Provide the number of lines of the records that include "data", with no other content.

*** Begin section ***

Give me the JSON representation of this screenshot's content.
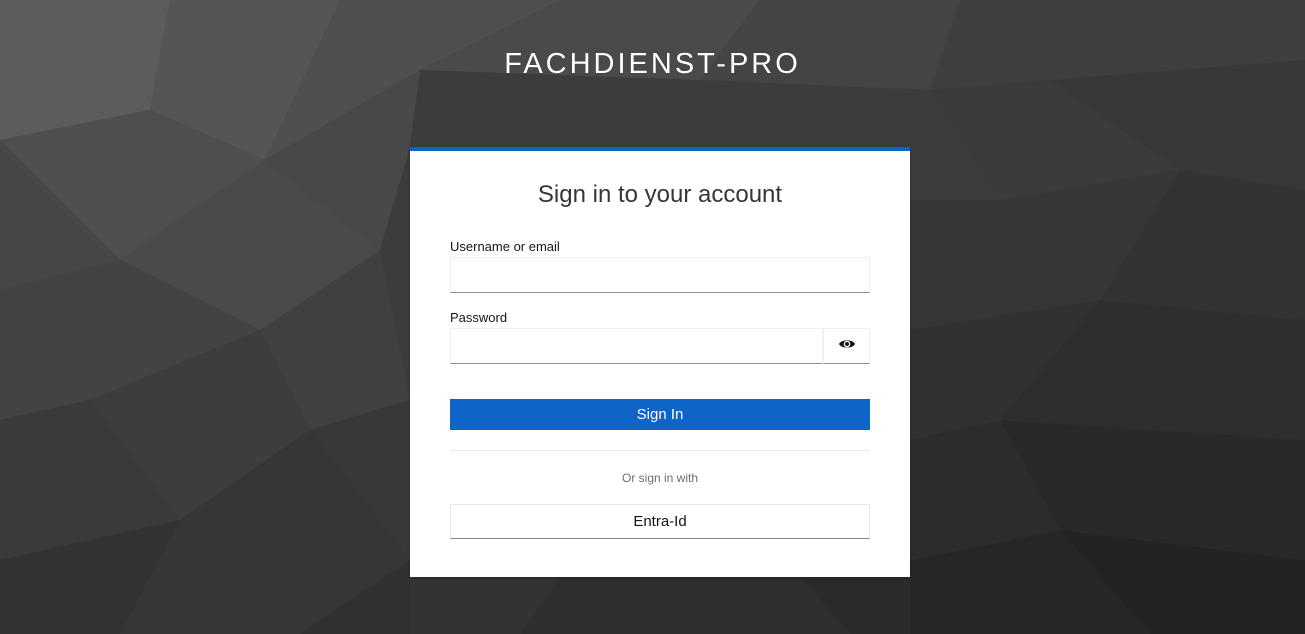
{
  "header": {
    "realm_name": "FACHDIENST-PRO"
  },
  "login": {
    "title": "Sign in to your account",
    "username_label": "Username or email",
    "username_value": "",
    "password_label": "Password",
    "password_value": "",
    "show_password_icon": "eye-icon",
    "submit_label": "Sign In"
  },
  "social": {
    "separator_text": "Or sign in with",
    "providers": [
      {
        "label": "Entra-Id"
      }
    ]
  },
  "colors": {
    "accent": "#0f65c7",
    "background": "#3a3a3a"
  }
}
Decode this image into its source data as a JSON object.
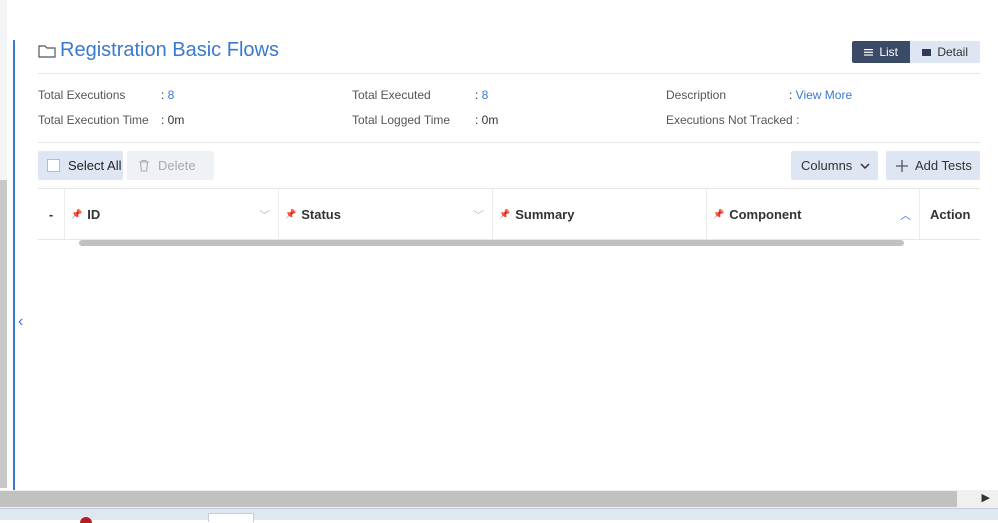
{
  "header": {
    "title": "Registration Basic Flows",
    "view_list_label": "List",
    "view_detail_label": "Detail"
  },
  "stats": {
    "total_executions_label": "Total Executions",
    "total_executions_value": "8",
    "total_execution_time_label": "Total Execution Time",
    "total_execution_time_value": "0m",
    "total_executed_label": "Total Executed",
    "total_executed_value": "8",
    "total_logged_time_label": "Total Logged Time",
    "total_logged_time_value": "0m",
    "description_label": "Description",
    "description_link": "View More",
    "executions_not_tracked_label": "Executions Not Tracked"
  },
  "toolbar": {
    "select_all_label": "Select All",
    "delete_label": "Delete",
    "columns_label": "Columns",
    "add_tests_label": "Add Tests"
  },
  "grid": {
    "columns": [
      "-",
      "ID",
      "Status",
      "Summary",
      "Component",
      "Action"
    ]
  },
  "colors": {
    "accent": "#3a79d2",
    "active_toggle": "#3b4a66",
    "button_bg": "#dde6f2"
  }
}
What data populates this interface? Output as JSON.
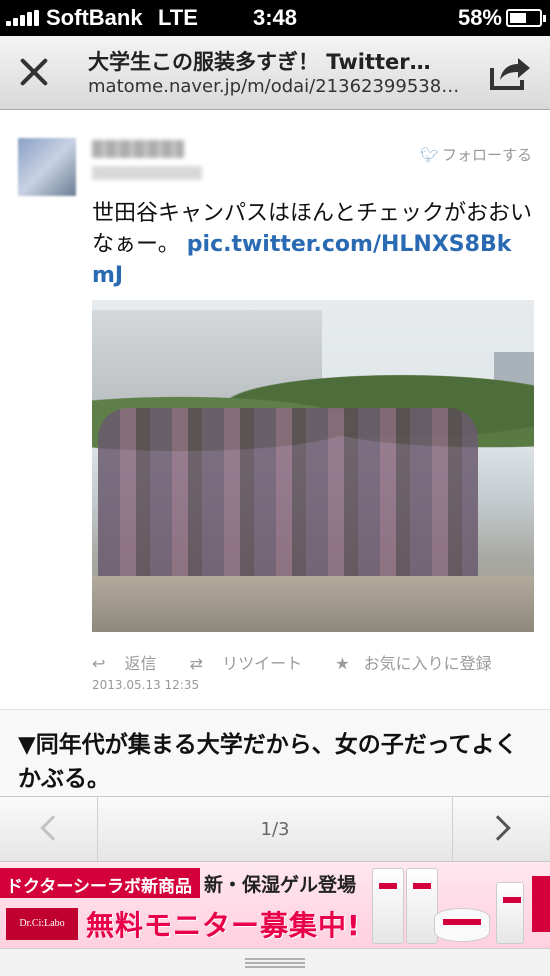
{
  "status_bar": {
    "carrier": "SoftBank",
    "network": "LTE",
    "time": "3:48",
    "battery_pct": "58%",
    "battery_level": 0.58
  },
  "browser": {
    "title": "大学生この服装多すぎ！ Twitter…",
    "url": "matome.naver.jp/m/odai/21362399538…",
    "close_icon": "close-icon",
    "share_icon": "share-icon"
  },
  "tweet": {
    "follow_label": "フォローする",
    "text": "世田谷キャンパスはほんとチェックがおおいなぁー。",
    "link": "pic.twitter.com/HLNXS8BkmJ",
    "actions": {
      "reply": "返信",
      "retweet": "リツイート",
      "favorite": "お気に入りに登録"
    },
    "timestamp": "2013.05.13 12:35"
  },
  "section_heading": "▼同年代が集まる大学だから、女の子だってよくかぶる。",
  "pager": {
    "current": "1/3"
  },
  "ad": {
    "badge": "ドクターシーラボ新商品",
    "headline": "新・保湿ゲル登場",
    "cta": "無料モニター募集中!",
    "logo": "Dr.Ci:Labo"
  }
}
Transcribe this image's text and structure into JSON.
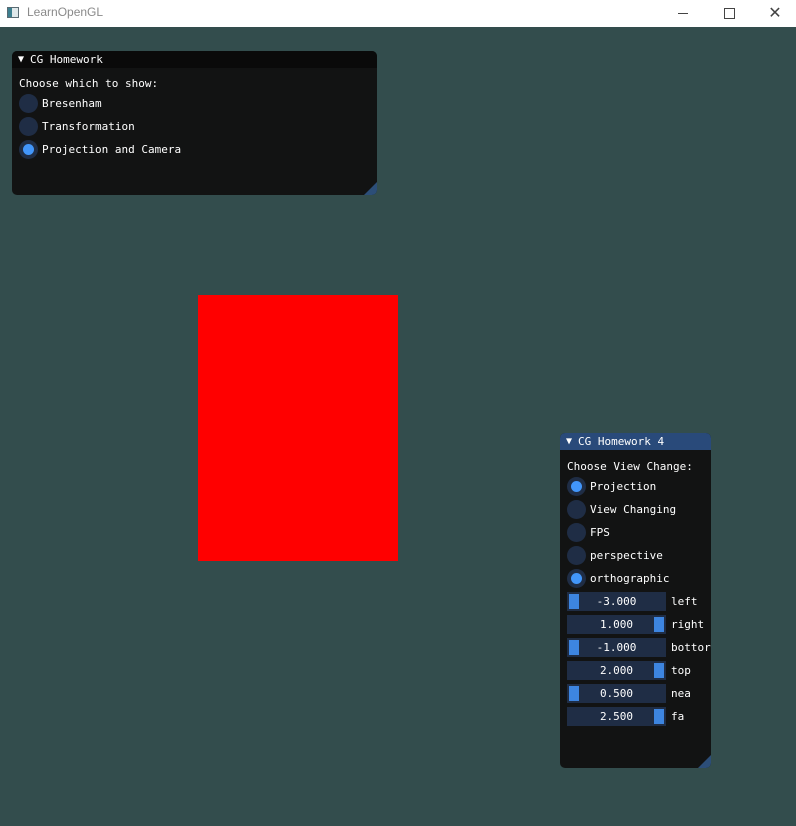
{
  "window": {
    "title": "LearnOpenGL",
    "controls": {
      "minimize": "minimize-icon",
      "maximize": "maximize-icon",
      "close": "close-icon"
    }
  },
  "scene": {
    "quad_color": "#ff0000",
    "background": "#334d4d"
  },
  "panel1": {
    "title": "CG Homework",
    "prompt": "Choose which to show:",
    "options": [
      {
        "label": "Bresenham",
        "checked": false
      },
      {
        "label": "Transformation",
        "checked": false
      },
      {
        "label": "Projection and Camera",
        "checked": true
      }
    ]
  },
  "panel2": {
    "title": "CG Homework 4",
    "prompt": "Choose View Change:",
    "options": [
      {
        "label": "Projection",
        "checked": true
      },
      {
        "label": "View Changing",
        "checked": false
      },
      {
        "label": "FPS",
        "checked": false
      },
      {
        "label": "perspective",
        "checked": false
      },
      {
        "label": "orthographic",
        "checked": true
      }
    ],
    "sliders": [
      {
        "label": "left",
        "value": "-3.000",
        "fraction": 0
      },
      {
        "label": "right",
        "value": "1.000",
        "fraction": 1
      },
      {
        "label": "bottor",
        "value": "-1.000",
        "fraction": 0
      },
      {
        "label": "top",
        "value": "2.000",
        "fraction": 1
      },
      {
        "label": "nea",
        "value": "0.500",
        "fraction": 0
      },
      {
        "label": "fa",
        "value": "2.500",
        "fraction": 1
      }
    ]
  }
}
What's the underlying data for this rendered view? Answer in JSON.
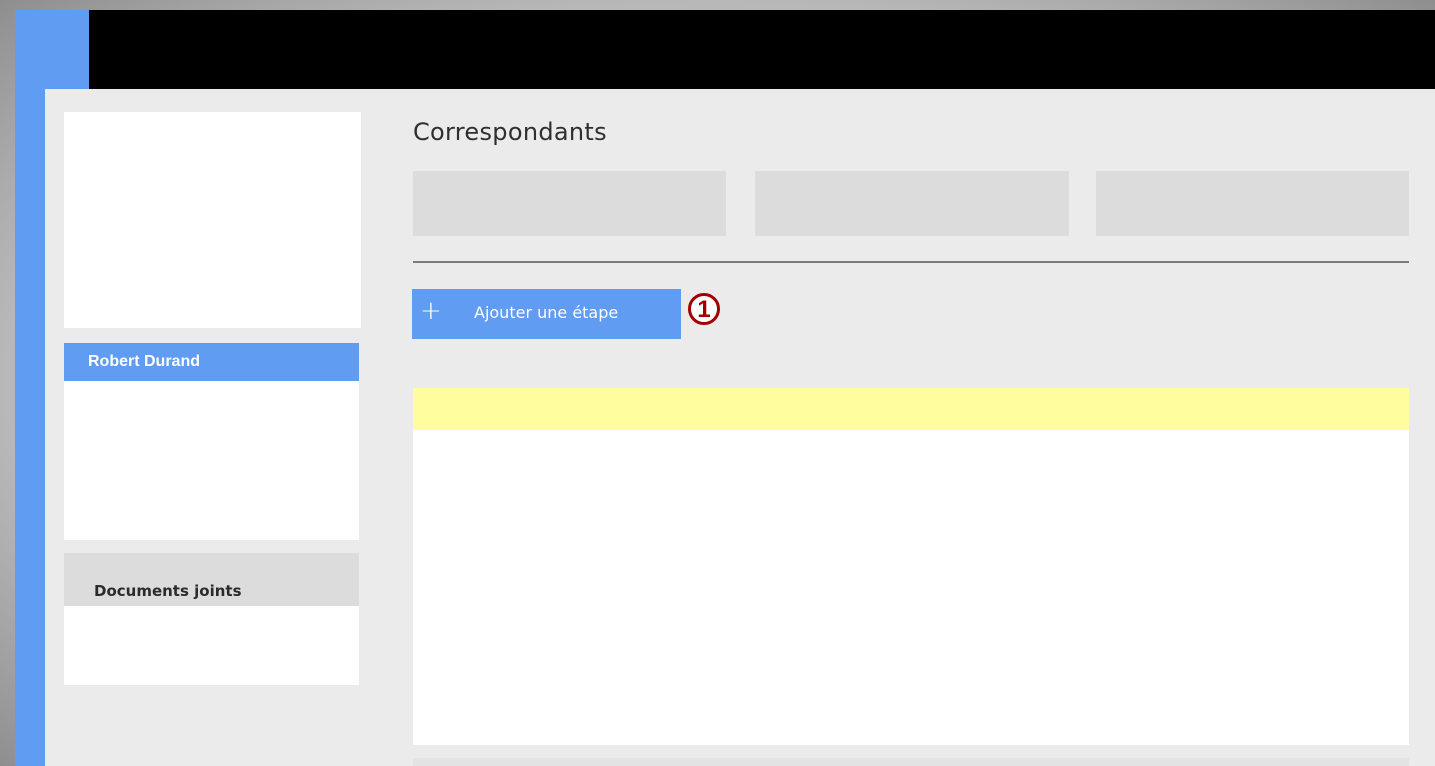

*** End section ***

### [RESPONSE BELOW]
3